P-selectin glycoprotein ligand 1 (SELPLG/PSGL-1) is an inflammatory molecule that is functionally related to immune cell differentiation and leukocyte mobilization. However, the role of PSGL-1 in tumor development remains unknown. Therefore, this study investigates the mechanistic role of PSGL-1 in the development of intestinal tumors in colorectal cancer. ApcMin/+ mice are highly susceptible to spontaneous intestinal adenoma formation, and were crossbred with PSGL1-null mice to generate compound transgenic mice with a ApcMin/+;PSGL-1−/− genotype. The incidence and pathologic features of the intestinal tumors were compared between the ApcMin/+ mice and ApcMin/+;PSGL-1−/− mice. Importantly, PSGL-1–deficient mice showed increased susceptibility to develop intestinal tumors and accelerated tumor growth. Mechanistically, increased production of the mouse chemokine ligand 9 (CCL9/MIP-1γ) was found in the PSGL-1–deficient mice, and the macrophages are likely the major source of macrophage inflammatory protein-1 gamma (MIP-1γ). Studies in vitro demonstrated that macrophage-derived MIP-1γ promoted colorectal cancer tumor cell growth through activating NFκB signaling. Conversely, restoration of the PSGL-1 signaling via bone marrow transplantation reduced MIP-1γ production and attenuated the ability of ApcMin/+;PSGL-1−/− mice to generate intestinal tumors. In human colorectal cancer clinical specimens, the presence of PSGL-1–positive cells was associated with a favorable tumor–node–metastasis staging and decreased lymph node metastasis.
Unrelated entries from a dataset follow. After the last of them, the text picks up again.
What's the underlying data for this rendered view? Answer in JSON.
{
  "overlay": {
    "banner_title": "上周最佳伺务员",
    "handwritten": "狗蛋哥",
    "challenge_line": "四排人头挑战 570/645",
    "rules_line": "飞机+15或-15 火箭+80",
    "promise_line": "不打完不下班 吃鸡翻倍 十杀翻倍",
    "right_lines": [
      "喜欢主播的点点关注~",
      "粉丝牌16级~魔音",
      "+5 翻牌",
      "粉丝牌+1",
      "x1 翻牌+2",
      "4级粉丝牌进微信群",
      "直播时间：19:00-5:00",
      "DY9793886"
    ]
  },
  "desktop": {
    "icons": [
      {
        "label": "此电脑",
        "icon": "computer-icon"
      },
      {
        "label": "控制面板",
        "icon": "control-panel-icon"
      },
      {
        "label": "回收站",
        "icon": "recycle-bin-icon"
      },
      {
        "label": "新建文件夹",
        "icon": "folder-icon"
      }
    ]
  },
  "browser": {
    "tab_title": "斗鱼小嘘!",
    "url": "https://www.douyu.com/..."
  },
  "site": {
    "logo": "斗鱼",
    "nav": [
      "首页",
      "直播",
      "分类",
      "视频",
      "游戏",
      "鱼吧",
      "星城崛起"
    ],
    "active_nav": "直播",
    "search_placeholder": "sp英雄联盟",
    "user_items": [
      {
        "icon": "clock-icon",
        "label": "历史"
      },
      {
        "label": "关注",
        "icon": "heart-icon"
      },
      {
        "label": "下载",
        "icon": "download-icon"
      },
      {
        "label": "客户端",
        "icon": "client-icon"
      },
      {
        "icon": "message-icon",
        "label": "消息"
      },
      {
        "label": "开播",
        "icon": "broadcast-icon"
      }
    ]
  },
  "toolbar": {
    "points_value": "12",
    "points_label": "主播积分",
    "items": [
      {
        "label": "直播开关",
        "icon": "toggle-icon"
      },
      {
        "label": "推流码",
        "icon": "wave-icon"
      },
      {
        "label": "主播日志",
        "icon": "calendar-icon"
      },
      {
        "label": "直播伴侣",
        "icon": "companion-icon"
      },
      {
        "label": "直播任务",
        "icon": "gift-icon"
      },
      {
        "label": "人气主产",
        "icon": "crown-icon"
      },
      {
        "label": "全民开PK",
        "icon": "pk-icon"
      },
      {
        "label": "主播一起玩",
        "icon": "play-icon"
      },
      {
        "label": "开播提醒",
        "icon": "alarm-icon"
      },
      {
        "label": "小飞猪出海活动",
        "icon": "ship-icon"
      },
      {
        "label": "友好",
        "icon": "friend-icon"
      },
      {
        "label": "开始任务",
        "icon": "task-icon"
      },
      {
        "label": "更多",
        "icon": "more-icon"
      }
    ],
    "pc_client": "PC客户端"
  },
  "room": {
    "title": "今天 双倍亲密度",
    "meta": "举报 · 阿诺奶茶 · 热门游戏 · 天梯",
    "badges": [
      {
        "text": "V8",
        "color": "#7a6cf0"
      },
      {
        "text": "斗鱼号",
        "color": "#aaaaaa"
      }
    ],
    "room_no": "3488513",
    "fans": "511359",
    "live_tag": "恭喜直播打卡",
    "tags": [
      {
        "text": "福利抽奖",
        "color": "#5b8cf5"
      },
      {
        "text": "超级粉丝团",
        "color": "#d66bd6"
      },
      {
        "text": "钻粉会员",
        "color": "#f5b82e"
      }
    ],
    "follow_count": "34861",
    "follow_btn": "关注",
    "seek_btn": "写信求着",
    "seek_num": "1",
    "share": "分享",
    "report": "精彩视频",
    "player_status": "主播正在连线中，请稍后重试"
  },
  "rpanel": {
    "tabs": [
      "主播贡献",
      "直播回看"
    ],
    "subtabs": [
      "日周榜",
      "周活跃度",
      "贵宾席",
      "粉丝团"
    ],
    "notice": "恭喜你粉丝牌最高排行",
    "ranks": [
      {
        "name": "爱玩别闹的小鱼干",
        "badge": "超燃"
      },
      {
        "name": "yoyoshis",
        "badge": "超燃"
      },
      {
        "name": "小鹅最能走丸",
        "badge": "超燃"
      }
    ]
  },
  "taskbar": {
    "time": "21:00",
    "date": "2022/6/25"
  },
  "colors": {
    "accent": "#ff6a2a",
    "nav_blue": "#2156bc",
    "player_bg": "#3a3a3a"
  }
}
Implications: PSGL-1 deficiency and inflammation render intestinal tissue more vulnerable to develop colorectal tumors through a MIP-1γ/NFκB signaling axis. Mol Cancer Res; 1–11. ©2017 AACR.
Note: Supplementary data for this article are available at Molecular Cancer Research Online (http://mcr.aacrjournals.org/).
- Received September 18, 2016.
- Revision received December 4, 2016.
- Accepted December 6, 2016.
- ©2017 American Association for Cancer Research.